You know, I never understood Matthew's genealogy--it's such an obvious flaw given that only a few paragraphs later we have Joseph freaking out 'cause the kid isn't his. Luke does this too, though he at least says that Joseph isn't really his father, and thus kinda invalidates the entire genealogy; and I always thought it was funny that he calls Adam the son of God.

tou-mou said...

Actually, in that time and place most women would've been married by 21. A 21-year-old virgin in ancient times probably would have some sort of disability. They started young then because mortality rates were high. (Heck, both my grandmothers even married at 16.)

Vertalio said...

But, but...the Bible was written by God, or at least whispered by God into the ears of the Disciples, or into the ears of the guys who wrote the Gospels a generation or two later, or maybe into Paul's ear on the road to Damascus and he contracted the Gospels, or maybe my head is spinning.

And how about that earthquake that split the Temple and opened tombs that the dead walked among the living?
How come only one Gospel mentions that detail?

But then, this is a religion that teaches small children that God kills his only child, a bastard at that, to teach we mortals a lesson.
So raping a 14-year-old isn't bad by comparison. Sorta.

Anonymous said...

Hehe, good pagan blog with a sense of humor.

My Christian Armenian grandmothers were married off at age 14 and 15 respectively, shipped over from Ankara Turkey to the U.S. to their 40-something year old husbands.

Paxton said...

"But then, this is a religion that teaches small children that God kills his only child, a bastard at that, to teach we mortals a lesson.
So raping a 14-year-old isn't bad by comparison. Sorta."

As much fun as it is to recast stories in different molds so that you can ramp up the scorn, you'd do better to attack the story that is actually told, as opposed to your conveniently demonized version.

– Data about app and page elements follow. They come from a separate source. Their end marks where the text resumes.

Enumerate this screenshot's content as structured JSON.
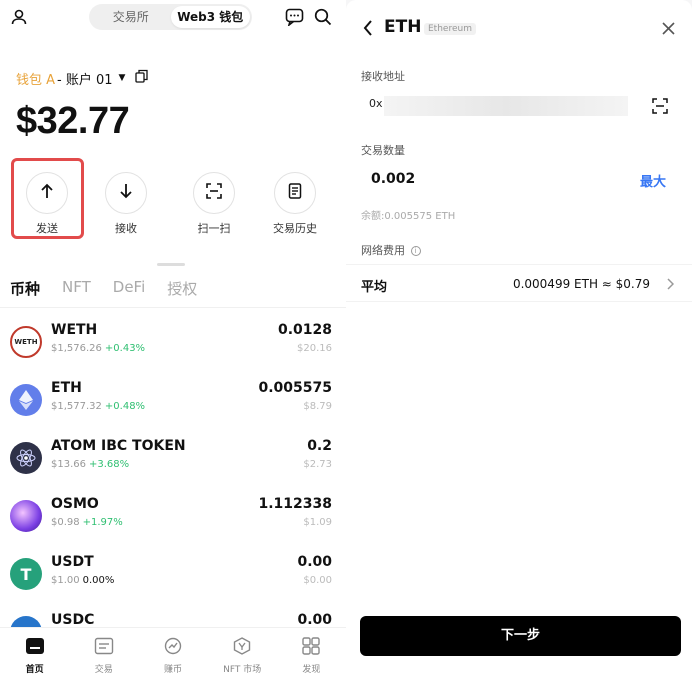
{
  "left": {
    "segments": [
      {
        "label": "交易所",
        "active": false
      },
      {
        "label": "Web3 钱包",
        "active": true
      }
    ],
    "wallet_name": "钱包 A",
    "account": "- 账户 01",
    "balance": "$32.77",
    "actions": [
      {
        "label": "发送",
        "icon": "arrow-up-icon"
      },
      {
        "label": "接收",
        "icon": "arrow-down-icon"
      },
      {
        "label": "扫一扫",
        "icon": "scan-icon"
      },
      {
        "label": "交易历史",
        "icon": "history-icon"
      }
    ],
    "asset_tabs": [
      "币种",
      "NFT",
      "DeFi",
      "授权"
    ],
    "tokens": [
      {
        "name": "WETH",
        "price": "$1,576.26",
        "change": "+0.43%",
        "qty": "0.0128",
        "usd": "$20.16",
        "logo_text": "WETH",
        "color": "#c0392b"
      },
      {
        "name": "ETH",
        "price": "$1,577.32",
        "change": "+0.48%",
        "qty": "0.005575",
        "usd": "$8.79",
        "logo_text": "",
        "color": "#627eea"
      },
      {
        "name": "ATOM IBC TOKEN",
        "price": "$13.66",
        "change": "+3.68%",
        "qty": "0.2",
        "usd": "$2.73",
        "logo_text": "",
        "color": "#2e3148"
      },
      {
        "name": "OSMO",
        "price": "$0.98",
        "change": "+1.97%",
        "qty": "1.112338",
        "usd": "$1.09",
        "logo_text": "",
        "color": "#7b3fe4"
      },
      {
        "name": "USDT",
        "price": "$1.00",
        "change": "0.00%",
        "qty": "0.00",
        "usd": "$0.00",
        "logo_text": "T",
        "color": "#26a17b"
      },
      {
        "name": "USDC",
        "price": "",
        "change": "",
        "qty": "0.00",
        "usd": "",
        "logo_text": "",
        "color": "#2775ca"
      }
    ],
    "nav": [
      {
        "label": "首页",
        "icon": "home-icon",
        "active": true
      },
      {
        "label": "交易",
        "icon": "trade-icon",
        "active": false
      },
      {
        "label": "赚币",
        "icon": "earn-icon",
        "active": false
      },
      {
        "label": "NFT 市场",
        "icon": "nft-market-icon",
        "active": false
      },
      {
        "label": "发现",
        "icon": "discover-icon",
        "active": false
      }
    ]
  },
  "right": {
    "title": "ETH",
    "subtitle": "Ethereum",
    "address_label": "接收地址",
    "address_value": "0x",
    "amount_label": "交易数量",
    "amount_value": "0.002",
    "max_label": "最大",
    "balance_hint": "余额:0.005575 ETH",
    "fee_label": "网络费用",
    "fee_tier": "平均",
    "fee_value": "0.000499 ETH ≈ $0.79",
    "next_label": "下一步"
  }
}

As to the danger of the birth, as I understand it childbirth is always dangerous and even moreso in those times. But it's hardly counterintuitive to suppose that the Creator could see that Mary had a safe birth. (At this point a discussion could open up about that same Creator also being responsible for those who die in childbirth...but that discussion of the Good Lord Givething and Takething Away would not fit in this little box =).

I just think it's dishonest and unfair to say that the Virgin Birth contradicts Intelligent Design. The idea of God "taking a chance" is where you're getting stuck -- as if he had power over the conception but not the delivery.

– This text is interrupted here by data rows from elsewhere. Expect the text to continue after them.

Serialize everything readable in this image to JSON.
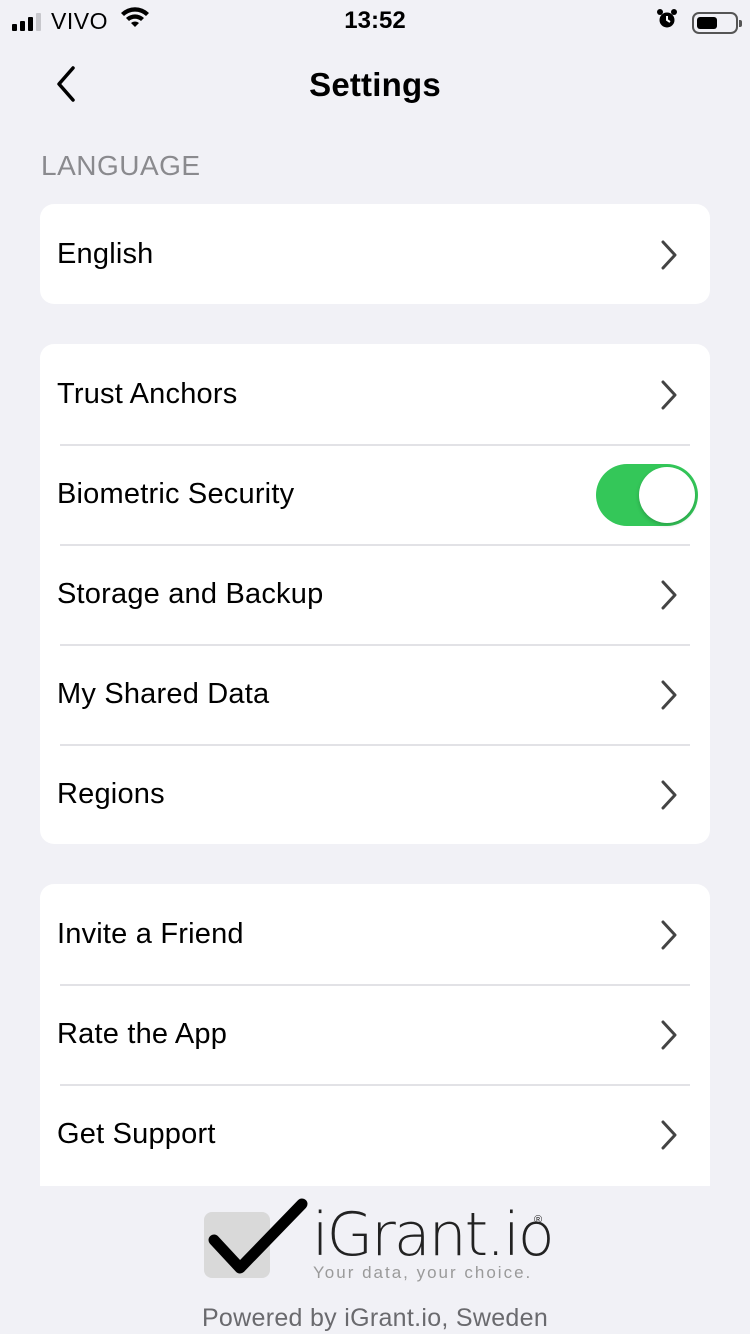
{
  "status_bar": {
    "carrier": "VIVO",
    "time": "13:52"
  },
  "nav": {
    "title": "Settings"
  },
  "language_section": {
    "header": "LANGUAGE",
    "items": [
      {
        "label": "English"
      }
    ]
  },
  "general_group": {
    "items": [
      {
        "label": "Trust Anchors"
      },
      {
        "label": "Biometric Security",
        "toggle": true
      },
      {
        "label": "Storage and Backup"
      },
      {
        "label": "My Shared Data"
      },
      {
        "label": "Regions"
      }
    ]
  },
  "misc_group": {
    "items": [
      {
        "label": "Invite a Friend"
      },
      {
        "label": "Rate the App"
      },
      {
        "label": "Get Support"
      }
    ]
  },
  "footer": {
    "brand": "iGrant.io",
    "registered": "®",
    "tagline": "Your data, your choice.",
    "powered_by": "Powered by iGrant.io, Sweden"
  },
  "colors": {
    "background": "#f1f1f6",
    "toggle_on": "#34c759",
    "section_header": "#8a8a8e"
  }
}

The genealogy thing has always confuzzled me too. Maybe it has something to do with families and inheritance and stuff in Israelite culture? I don't really know much about it.

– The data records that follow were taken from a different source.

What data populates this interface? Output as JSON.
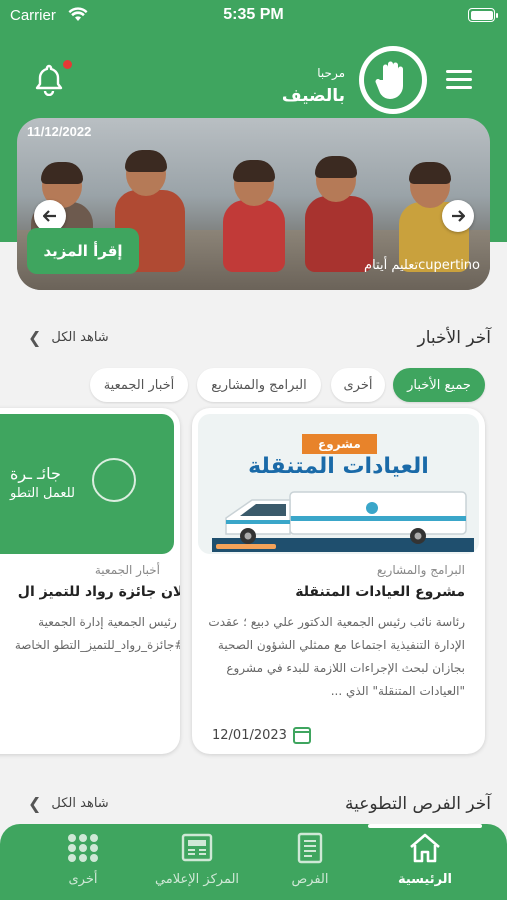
{
  "status_bar": {
    "carrier": "Carrier",
    "time": "5:35 PM"
  },
  "header": {
    "greeting": "مرحبا",
    "user_name": "بالضيف"
  },
  "banner": {
    "date": "11/12/2022",
    "read_more_label": "إقرأ المزيد",
    "caption": "تعليم أيتامcupertino"
  },
  "news": {
    "title": "آخر الأخبار",
    "see_all": "شاهد الكل",
    "tabs": [
      {
        "label": "جميع الأخبار",
        "active": true
      },
      {
        "label": "أخرى"
      },
      {
        "label": "البرامج والمشاريع"
      },
      {
        "label": "أخبار الجمعية"
      }
    ],
    "cards": [
      {
        "image_banner_small": "مشروع",
        "image_banner_big": "العيادات المتنقلة",
        "category": "البرامج والمشاريع",
        "title": "مشروع العيادات المتنقلة",
        "body": "رئاسة نائب رئيس الجمعية الدكتور علي دبيع ؛ عقدت الإدارة التنفيذية اجتماعا مع ممثلي الشؤون الصحية بجازان لبحث الإجراءات اللازمة للبدء في مشروع \"العيادات المتنقلة\" الذي ...",
        "date": "12/01/2023"
      },
      {
        "image_text_1": "جائـ ـرة",
        "image_text_2": "للعمل التطو",
        "category": "أخبار الجمعية",
        "title": "اعلان جائزة رواد للتميز ال",
        "body": "برئاسة نائب رئيس الجمعية إدارة الجمعية تجتمع مع أ #جائزة_رواد_للتميز_التطو الخاصة بالجائزة ."
      }
    ]
  },
  "volunteer": {
    "title": "آخر الفرص التطوعية",
    "see_all": "شاهد الكل"
  },
  "bottom_nav": [
    {
      "label": "الرئيسية",
      "icon": "home-icon",
      "active": true
    },
    {
      "label": "الفرص",
      "icon": "document-icon"
    },
    {
      "label": "المركز الإعلامي",
      "icon": "newspaper-icon"
    },
    {
      "label": "أخرى",
      "icon": "grid-dots-icon"
    }
  ],
  "colors": {
    "primary": "#3fa55f",
    "notification": "#e53935"
  }
}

Anne Johnson said...

Paxton, I hope you realize that my tongue is always in my cheek when I write like this. However, I'm glad you do pause for a moment and consider some of the incongruities in the Bible. As a Druid, I'm proud to be part of a religion that has no written tradition. King Arthur doesn't count.